## EXERCISE DIRECTIONS
Pull out each line of the records holding the string "description".

═══ GIVEN DATA ═══

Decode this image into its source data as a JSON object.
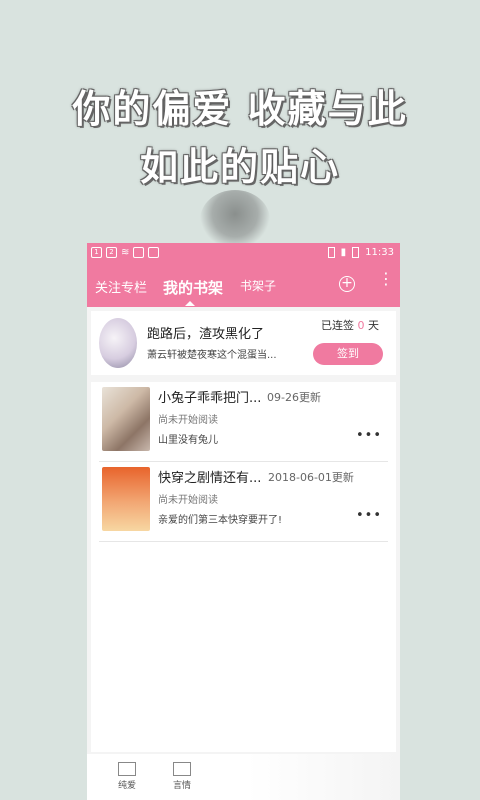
{
  "promo": {
    "line1": "你的偏爱  收藏与此",
    "line2": "如此的贴心"
  },
  "status_bar": {
    "time": "11:33"
  },
  "tabs": [
    {
      "label": "关注专栏"
    },
    {
      "label": "我的书架",
      "active": true
    },
    {
      "label": "书架子"
    }
  ],
  "header_icons": [
    "plus-icon",
    "more-vertical-icon"
  ],
  "signin_card": {
    "book_title": "跑路后，渣攻黑化了",
    "book_excerpt": "萧云轩被楚夜寒这个混蛋当...",
    "streak_prefix": "已连签",
    "streak_days": "0",
    "streak_suffix": "天",
    "button": "签到"
  },
  "books": [
    {
      "title": "小兔子乖乖把门...",
      "date": "09-26更新",
      "progress": "尚未开始阅读",
      "description": "山里没有兔儿"
    },
    {
      "title": "快穿之剧情还有...",
      "date": "2018-06-01更新",
      "progress": "尚未开始阅读",
      "description": "亲爱的们第三本快穿要开了!"
    }
  ],
  "bottom_nav": [
    {
      "label": "纯爱"
    },
    {
      "label": "言情"
    }
  ],
  "colors": {
    "accent": "#f07aa0",
    "background": "#d9e3df"
  }
}
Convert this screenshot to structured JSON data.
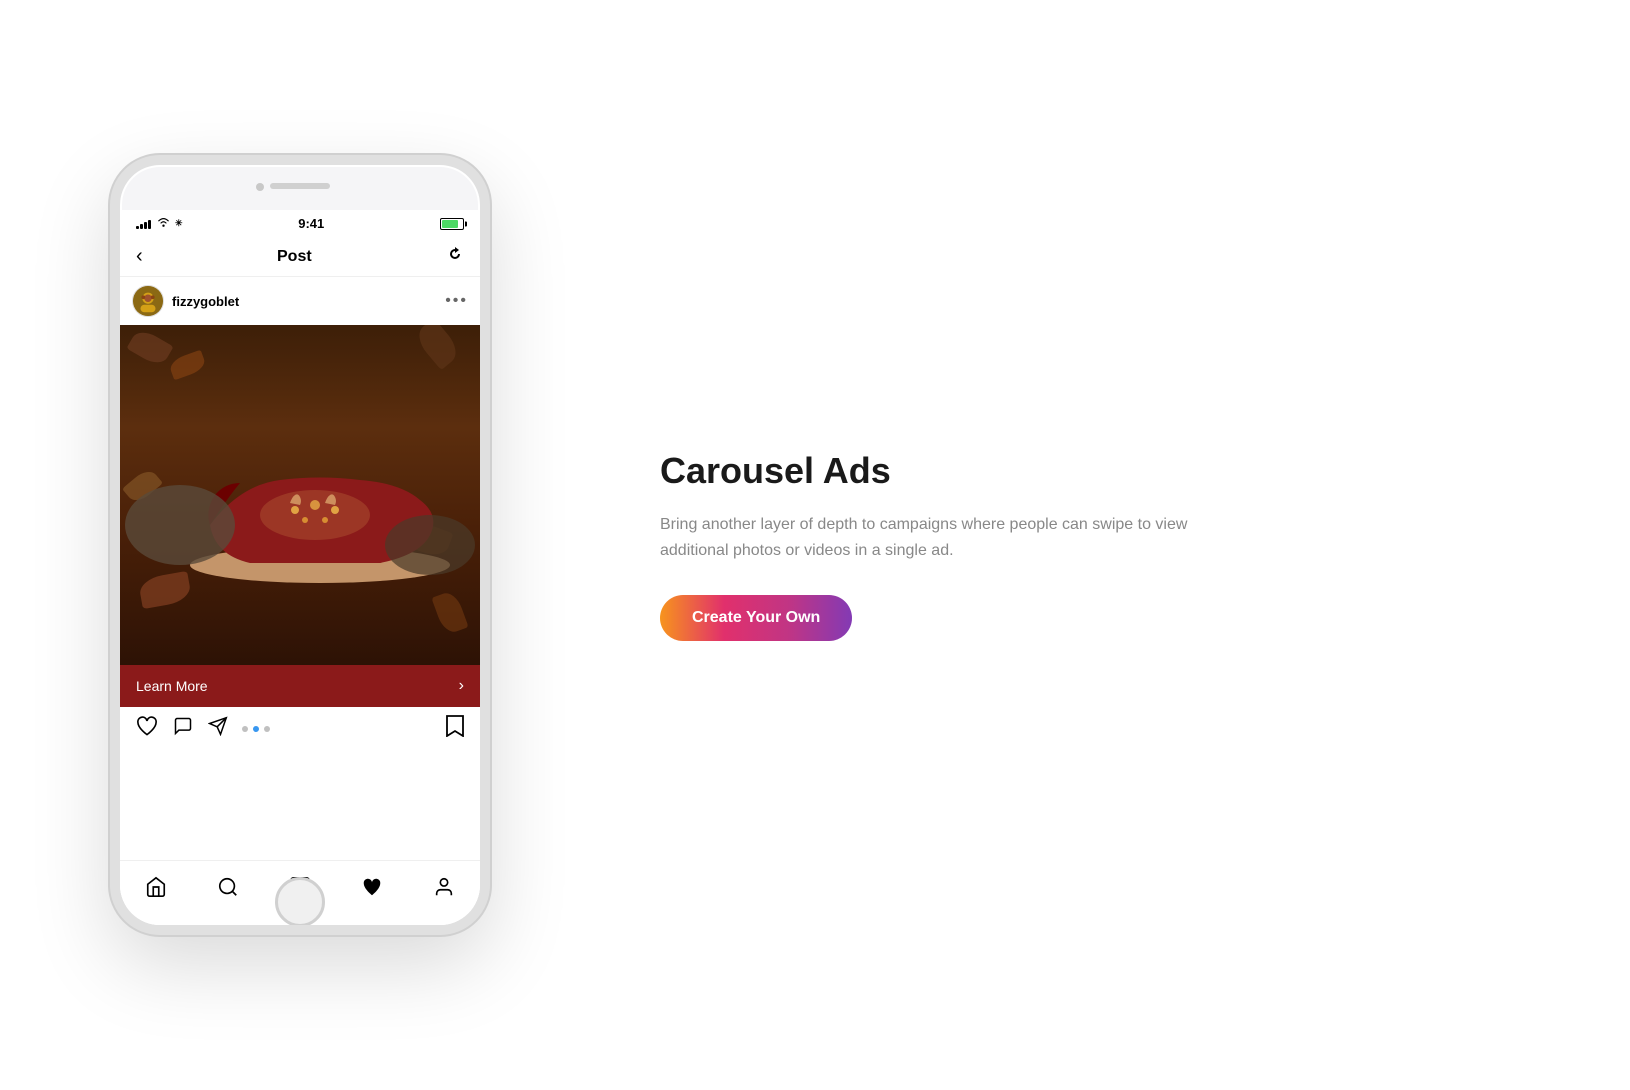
{
  "page": {
    "background": "#ffffff"
  },
  "phone": {
    "status_bar": {
      "time": "9:41",
      "signal_bars": [
        3,
        5,
        7,
        9,
        11
      ],
      "wifi_symbol": "wifi",
      "battery_percent": 80
    },
    "nav": {
      "title": "Post",
      "back_label": "‹",
      "refresh_label": "↻"
    },
    "post": {
      "username": "fizzygoblet",
      "more_label": "•••",
      "learn_more_label": "Learn More"
    },
    "carousel_dots": [
      "inactive",
      "active",
      "inactive"
    ],
    "bottom_nav": {
      "items": [
        "home",
        "search",
        "add",
        "heart",
        "profile"
      ]
    }
  },
  "content": {
    "title": "Carousel Ads",
    "description": "Bring another layer of depth to campaigns where people can swipe to view additional photos or videos in a single ad.",
    "cta_label": "Create Your Own"
  }
}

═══

## RESULT
      "description": "山里没有兔儿"
      "description": "亲爱的们第三本快穿要开了!"
    "description": "Bring another layer of depth to campaigns where people can swipe to view additional photos or videos in a single ad.",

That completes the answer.